The Chinese use two brush strokes to write the word ‘crisis.’

One brush stroke stands for danger; the other for opportunity.

In a crisis, be aware of the danger–but recognize the opportunity.

― John F. Kennedy

This week marks the end of the lockdown in Wuhan, China, nearly three months after it began. Here in Spain, and across the Mediterranean in Italy, the worst-hit countries in Europe, we appear to be passing the peak. There are signs of hope in parts of Asia and in America too.

But this crisis is still far from over. Of the more than 1.6 million known, confirmed cases in the world, only about 365,000 are listed as recovered. And experts warn that if the lockdowns are lifted now, the virus will surge again. So as the crisis rages on outside, most of us are stuck inside doing our part to stop the spread.

We are left to wonder what the world will look like when we finally re-emerge back into it. What will be the “new normal”? Which businesses and industries will be forever changed? And which new habits and behaviors that we have adopted during the crisis will stick with us long after it’s over?

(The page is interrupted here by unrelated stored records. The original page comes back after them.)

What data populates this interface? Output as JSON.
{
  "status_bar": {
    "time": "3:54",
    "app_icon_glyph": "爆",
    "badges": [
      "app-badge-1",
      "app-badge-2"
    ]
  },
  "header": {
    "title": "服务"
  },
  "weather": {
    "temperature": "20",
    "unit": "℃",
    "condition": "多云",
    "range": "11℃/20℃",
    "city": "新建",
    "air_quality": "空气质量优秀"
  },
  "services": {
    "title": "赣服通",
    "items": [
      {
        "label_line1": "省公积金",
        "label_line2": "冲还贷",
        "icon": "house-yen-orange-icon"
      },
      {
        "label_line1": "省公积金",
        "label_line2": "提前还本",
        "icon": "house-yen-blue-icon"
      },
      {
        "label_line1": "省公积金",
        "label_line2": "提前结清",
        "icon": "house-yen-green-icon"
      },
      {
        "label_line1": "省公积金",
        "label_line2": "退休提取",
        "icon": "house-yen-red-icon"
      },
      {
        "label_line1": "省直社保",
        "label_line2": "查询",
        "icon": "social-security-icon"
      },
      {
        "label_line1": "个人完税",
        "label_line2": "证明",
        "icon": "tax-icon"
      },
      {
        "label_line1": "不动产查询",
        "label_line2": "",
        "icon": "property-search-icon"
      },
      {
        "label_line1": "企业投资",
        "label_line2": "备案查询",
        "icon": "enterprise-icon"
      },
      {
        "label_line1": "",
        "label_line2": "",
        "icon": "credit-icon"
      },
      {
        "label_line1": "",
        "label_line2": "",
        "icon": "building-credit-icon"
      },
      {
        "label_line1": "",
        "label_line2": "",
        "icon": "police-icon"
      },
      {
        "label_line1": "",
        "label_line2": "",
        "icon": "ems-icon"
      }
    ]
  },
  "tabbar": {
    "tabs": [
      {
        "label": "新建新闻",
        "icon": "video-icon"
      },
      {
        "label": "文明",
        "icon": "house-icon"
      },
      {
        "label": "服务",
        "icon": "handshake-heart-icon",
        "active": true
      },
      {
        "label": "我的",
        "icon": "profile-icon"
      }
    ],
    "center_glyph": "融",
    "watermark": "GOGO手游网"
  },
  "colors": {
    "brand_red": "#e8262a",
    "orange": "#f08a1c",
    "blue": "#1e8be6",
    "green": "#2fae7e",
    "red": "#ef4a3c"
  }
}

My Coronavirus Hopes, Fears, and Predictions

(a tweet storm turned blogpost)

My hope is that we figure out how to contain the spread before it gets much worse. Maybe look to SE Asia for answers. Singapore has had cases since December, but the spread has been relatively slow, especially given the population density. Is it humidity? Containment measures?

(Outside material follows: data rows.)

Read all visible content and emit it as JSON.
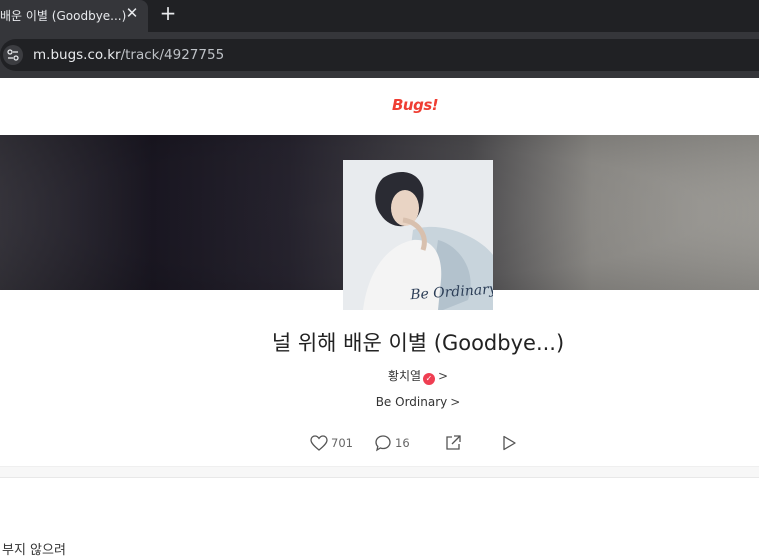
{
  "browser": {
    "tab_title": "배운 이별 (Goodbye...)",
    "tab_close": "✕",
    "new_tab": "+",
    "url_host": "m.bugs.co.kr",
    "url_path": "/track/4927755"
  },
  "header": {
    "logo_text": "Bugs!"
  },
  "track": {
    "title": "널 위해 배운 이별 (Goodbye...)",
    "artist": "황치열",
    "album": "Be Ordinary",
    "chevron": ">",
    "verified_mark": "✓",
    "cover_text": "Be Ordinary"
  },
  "actions": {
    "likes": "701",
    "comments": "16"
  },
  "lyrics": {
    "first_line": "부지 않으려"
  },
  "colors": {
    "brand": "#ef3e33",
    "verified": "#ef3e52"
  }
}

My fear: We have collectively squandered months of lead time since outbreak began. Our governments spent that time pretending this is “just the flu” and trying to calm the markets instead of building hospitals and more ventilators, or buying and distributing masks and supplies.


What I learned about the Future of Work by spending three days with 300 remote workers and digital nomads

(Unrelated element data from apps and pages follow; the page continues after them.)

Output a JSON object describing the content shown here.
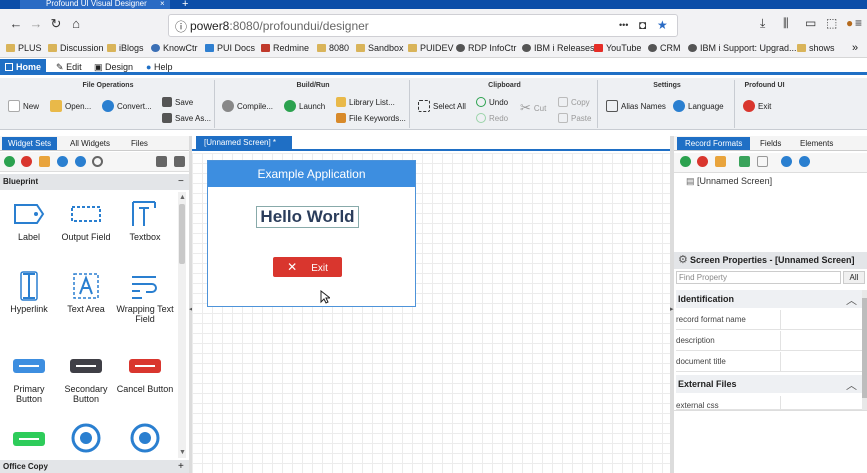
{
  "browser": {
    "tab_title": "Profound UI Visual Designer",
    "tab_close": "×",
    "new_tab": "+",
    "url_host": "power8",
    "url_path": ":8080/profoundui/designer",
    "more": "•••",
    "bookmarks": [
      "PLUS",
      "Discussion",
      "iBlogs",
      "KnowCtr",
      "PUI Docs",
      "Redmine",
      "8080",
      "Sandbox",
      "PUIDEV",
      "RDP InfoCtr",
      "IBM i Releases",
      "YouTube",
      "CRM",
      "IBM i Support: Upgrad..."
    ],
    "bookmarks_more": "shows"
  },
  "menu": {
    "home": "Home",
    "edit": "Edit",
    "design": "Design",
    "help": "Help"
  },
  "ribbon": {
    "file_ops": {
      "title": "File Operations",
      "new": "New",
      "open": "Open...",
      "convert": "Convert...",
      "save": "Save",
      "save_as": "Save As..."
    },
    "build": {
      "title": "Build/Run",
      "compile": "Compile...",
      "launch": "Launch",
      "library_list": "Library List...",
      "file_keywords": "File Keywords..."
    },
    "clipboard": {
      "title": "Clipboard",
      "select_all": "Select All",
      "undo": "Undo",
      "redo": "Redo",
      "cut": "Cut",
      "copy": "Copy",
      "paste": "Paste"
    },
    "settings": {
      "title": "Settings",
      "alias_names": "Alias Names",
      "language": "Language"
    },
    "profound": {
      "title": "Profound UI",
      "exit": "Exit"
    }
  },
  "left_panel": {
    "tabs": [
      "Widget Sets",
      "All Widgets",
      "Files"
    ],
    "section": "Blueprint",
    "widgets": [
      {
        "label": "Label"
      },
      {
        "label": "Output Field"
      },
      {
        "label": "Textbox"
      },
      {
        "label": "Hyperlink"
      },
      {
        "label": "Text Area"
      },
      {
        "label": "Wrapping Text Field"
      },
      {
        "label": "Primary Button"
      },
      {
        "label": "Secondary Button"
      },
      {
        "label": "Cancel Button"
      }
    ],
    "section2": "Office Copy",
    "collapse": "−",
    "expand": "+"
  },
  "canvas": {
    "tab": "[Unnamed Screen] *",
    "app_title": "Example Application",
    "hello": "Hello World",
    "exit": "Exit"
  },
  "right_panel": {
    "tabs": [
      "Record Formats",
      "Fields",
      "Elements"
    ],
    "tree_item": "[Unnamed Screen]",
    "props_title": "Screen Properties - [Unnamed Screen]",
    "find_placeholder": "Find Property",
    "find_all": "All",
    "sections": [
      {
        "title": "Identification",
        "rows": [
          "record format name",
          "description",
          "document title"
        ]
      },
      {
        "title": "External Files",
        "rows": [
          "external css"
        ]
      }
    ]
  },
  "colors": {
    "accent": "#1f6fc5",
    "header": "#3d8ee0",
    "exit": "#d9362e"
  }
}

I just wrapped up the 2019 edition of the Nomad City conference in Las Palmas de Gran Canaria.

I had the honor of sharing the stage here with other digital nomads and remote work advocates, including representatives from companies like Microsoft and Automattic (the people behind

After three days of workshops, keynotes, and a BarCamp-style “unconference”, I left filled with even more energy and excitement about this movement.

Now is the perfect time to become a remote worker or digital nomad

Let me tell you why…


Eating My Way Across Uzbekistan – Part 1

My first morning in Uzbekistan, and I’m exhausted. The journey here has taken days. I only fell asleep a few hours ago, but the morning sun is already burning through our hotel room windows.  Unable to sleep any longer, I decided to go for a walk.

Most of the city is still asleep, save for a few birds and the odd policeman. I wandered through the old covered bazaars and caravanserai, past the mosques and medressas that will be packed with tourists in a few hours, and started down one of Bukhara’s dusty back streets.